(Provided material)

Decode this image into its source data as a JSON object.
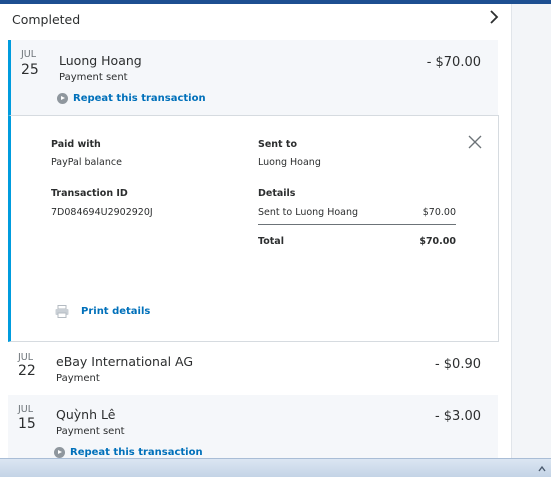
{
  "section": {
    "title": "Completed"
  },
  "transactions": [
    {
      "month": "JUL",
      "day": "25",
      "name": "Luong Hoang",
      "subtitle": "Payment sent",
      "amount": "- $70.00",
      "repeat_label": "Repeat this transaction"
    },
    {
      "month": "JUL",
      "day": "22",
      "name": "eBay International AG",
      "subtitle": "Payment",
      "amount": "- $0.90"
    },
    {
      "month": "JUL",
      "day": "15",
      "name": "Quỳnh Lê",
      "subtitle": "Payment sent",
      "amount": "- $3.00",
      "repeat_label": "Repeat this transaction"
    }
  ],
  "details": {
    "paid_with_label": "Paid with",
    "paid_with_value": "PayPal balance",
    "transaction_id_label": "Transaction ID",
    "transaction_id_value": "7D084694U2902920J",
    "sent_to_label": "Sent to",
    "sent_to_value": "Luong Hoang",
    "details_label": "Details",
    "line_item_label": "Sent to Luong Hoang",
    "line_item_amount": "$70.00",
    "total_label": "Total",
    "total_amount": "$70.00",
    "print_label": "Print details"
  },
  "icons": {
    "chevron": "chevron-right-icon",
    "close": "close-icon",
    "repeat": "repeat-icon",
    "print": "printer-icon"
  },
  "colors": {
    "accent": "#009cde",
    "link": "#0070ba",
    "row_bg": "#f5f7fa",
    "text": "#2c2e2f"
  }
}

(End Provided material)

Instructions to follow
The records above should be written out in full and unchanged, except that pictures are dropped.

Solved exercise
Decode this image into its source data as a JSON object.
{
  "section": {
    "title": "Completed"
  },
  "transactions": [
    {
      "month": "JUL",
      "day": "25",
      "name": "Luong Hoang",
      "subtitle": "Payment sent",
      "amount": "- $70.00",
      "repeat_label": "Repeat this transaction"
    },
    {
      "month": "JUL",
      "day": "22",
      "name": "eBay International AG",
      "subtitle": "Payment",
      "amount": "- $0.90"
    },
    {
      "month": "JUL",
      "day": "15",
      "name": "Quỳnh Lê",
      "subtitle": "Payment sent",
      "amount": "- $3.00",
      "repeat_label": "Repeat this transaction"
    }
  ],
  "details": {
    "paid_with_label": "Paid with",
    "paid_with_value": "PayPal balance",
    "transaction_id_label": "Transaction ID",
    "transaction_id_value": "7D084694U2902920J",
    "sent_to_label": "Sent to",
    "sent_to_value": "Luong Hoang",
    "details_label": "Details",
    "line_item_label": "Sent to Luong Hoang",
    "line_item_amount": "$70.00",
    "total_label": "Total",
    "total_amount": "$70.00",
    "print_label": "Print details"
  },
  "icons": {
    "chevron": "chevron-right-icon",
    "close": "close-icon",
    "repeat": "repeat-icon",
    "print": "printer-icon"
  },
  "colors": {
    "accent": "#009cde",
    "link": "#0070ba",
    "row_bg": "#f5f7fa",
    "text": "#2c2e2f"
  }
}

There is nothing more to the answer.